The pendulum swings back and forth 21,600 times a day. That’s nearly 8m times a year, bending the pendulum spring. Like any metal, it has the potential to suffer from fatigue. The pendulum needs to be lifted out of the clock so that the spring can be closely inspected.

The clock derives its remarkable accuracy in part from the temperature compensation which is built into the construction of the pendulum. This was yet another of John Harrison’s genius ideas (you probably know him from longitude fame). He came up with the solution of using metals of differing temperature expansion coefficient so that the pendulum doesn’t change in length as the temperature changes with the seasons.

In the Westminster clock, the pendulum shaft is made of concentric tubes of steel and zinc. A similar construction is described for the clock in Trinity College Cambridge and near perfect temperature compensation can be achieved. But zinc is a ductile metal and the tube deforms with time under the heavy load of the 321kg pendulum bob. This “creeping” will cause the temperature compensation to jam up and become less effective.

So stopping the clock will also be a good opportunity to dismantle the pendulum completely and to check that the zinc tube is sliding freely. This in itself is a few days' work.

What makes it tick

But the truly clever bit of this clock is the escapement. All clocks have one - it’s what makes the clock tick, quite literally. Denison developed his new gravity escapement especially for the Westminster clock. It decouples the driving force of the falling weight from the periodic force that maintains the motion of the pendulum. To this day, the best tower clocks in England use the gravity escapement leading to remarkable accuracy – better even than that of your quartz crystal wrist watch.

In Denison’s gravity escapement, the “tick” is the impact of the “legs” of the escapement colliding with hardened steel seats.

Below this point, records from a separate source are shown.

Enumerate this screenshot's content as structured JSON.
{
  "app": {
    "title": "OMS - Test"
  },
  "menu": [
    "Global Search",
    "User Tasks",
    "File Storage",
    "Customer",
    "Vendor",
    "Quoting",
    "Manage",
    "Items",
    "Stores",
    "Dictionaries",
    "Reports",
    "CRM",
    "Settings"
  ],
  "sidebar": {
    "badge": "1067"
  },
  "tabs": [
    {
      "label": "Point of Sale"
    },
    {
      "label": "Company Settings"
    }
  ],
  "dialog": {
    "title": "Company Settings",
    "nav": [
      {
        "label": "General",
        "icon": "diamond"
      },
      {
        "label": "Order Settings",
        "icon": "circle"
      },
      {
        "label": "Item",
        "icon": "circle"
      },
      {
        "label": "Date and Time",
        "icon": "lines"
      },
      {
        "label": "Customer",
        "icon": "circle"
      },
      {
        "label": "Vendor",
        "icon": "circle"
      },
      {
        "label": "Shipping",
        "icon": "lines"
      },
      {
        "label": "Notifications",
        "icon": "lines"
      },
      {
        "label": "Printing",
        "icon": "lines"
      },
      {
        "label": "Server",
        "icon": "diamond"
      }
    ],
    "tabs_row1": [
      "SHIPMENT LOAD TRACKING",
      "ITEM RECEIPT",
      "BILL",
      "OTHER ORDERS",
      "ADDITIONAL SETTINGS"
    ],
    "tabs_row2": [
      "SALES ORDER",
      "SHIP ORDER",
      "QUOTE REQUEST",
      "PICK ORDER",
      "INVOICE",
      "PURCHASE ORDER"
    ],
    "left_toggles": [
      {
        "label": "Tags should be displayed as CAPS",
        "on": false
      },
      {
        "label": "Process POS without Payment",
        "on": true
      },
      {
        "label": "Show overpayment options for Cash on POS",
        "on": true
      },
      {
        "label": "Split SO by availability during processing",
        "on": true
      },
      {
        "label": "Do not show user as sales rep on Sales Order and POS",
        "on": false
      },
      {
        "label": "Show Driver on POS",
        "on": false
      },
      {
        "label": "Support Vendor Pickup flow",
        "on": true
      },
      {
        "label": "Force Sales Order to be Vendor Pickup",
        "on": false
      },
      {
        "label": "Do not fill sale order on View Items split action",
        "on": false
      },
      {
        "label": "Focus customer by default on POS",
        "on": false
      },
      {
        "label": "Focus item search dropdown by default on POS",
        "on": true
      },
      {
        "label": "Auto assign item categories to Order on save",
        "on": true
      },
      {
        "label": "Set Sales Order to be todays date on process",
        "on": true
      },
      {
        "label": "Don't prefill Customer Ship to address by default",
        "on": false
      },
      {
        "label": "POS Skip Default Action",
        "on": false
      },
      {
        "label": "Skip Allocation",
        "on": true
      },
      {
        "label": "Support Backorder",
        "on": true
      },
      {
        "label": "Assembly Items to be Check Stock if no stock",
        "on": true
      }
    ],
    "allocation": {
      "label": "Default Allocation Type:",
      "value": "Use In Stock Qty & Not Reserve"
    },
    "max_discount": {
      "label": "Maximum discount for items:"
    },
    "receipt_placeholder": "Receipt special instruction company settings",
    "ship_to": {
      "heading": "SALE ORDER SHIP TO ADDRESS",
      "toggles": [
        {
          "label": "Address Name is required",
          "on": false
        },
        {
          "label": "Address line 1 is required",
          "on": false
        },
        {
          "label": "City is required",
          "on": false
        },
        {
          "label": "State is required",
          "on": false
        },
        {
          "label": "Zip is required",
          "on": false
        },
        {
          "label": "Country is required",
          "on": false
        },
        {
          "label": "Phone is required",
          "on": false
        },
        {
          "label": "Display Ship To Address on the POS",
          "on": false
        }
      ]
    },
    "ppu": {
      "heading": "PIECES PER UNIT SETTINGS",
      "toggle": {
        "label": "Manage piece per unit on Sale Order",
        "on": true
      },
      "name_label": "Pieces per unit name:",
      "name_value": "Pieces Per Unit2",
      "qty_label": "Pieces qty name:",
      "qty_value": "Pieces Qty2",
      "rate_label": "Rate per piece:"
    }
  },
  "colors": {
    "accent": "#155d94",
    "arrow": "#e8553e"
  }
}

Each collision causes microscopic damage which, accumulated over millions of collisions per year, causes wear and tear affecting the accuracy of the clock. It is impossible to inspect the escapement without stopping the clock. Part of the maintenance proposed during this stoppage is a thorough overhaul of the escapement and the other workings of the clock.

The Westminster clock is a remarkable icon for London and for England. For more than 150 years it has reminded us of each hour, tirelessly. That’s what I love about clocks – they seem to carry on without a fuss. But every now and then even the most famous of clocks need a bit of care. After this period of pampering, “Big Ben” ought to be set for another 100 or so years of trouble-free running.

The Conversation

Hugh Hunt is a Reader in Engineering Dynamics and Vibration at the University of Cambridge.

This article was originally published on The Conversation. Read the original article.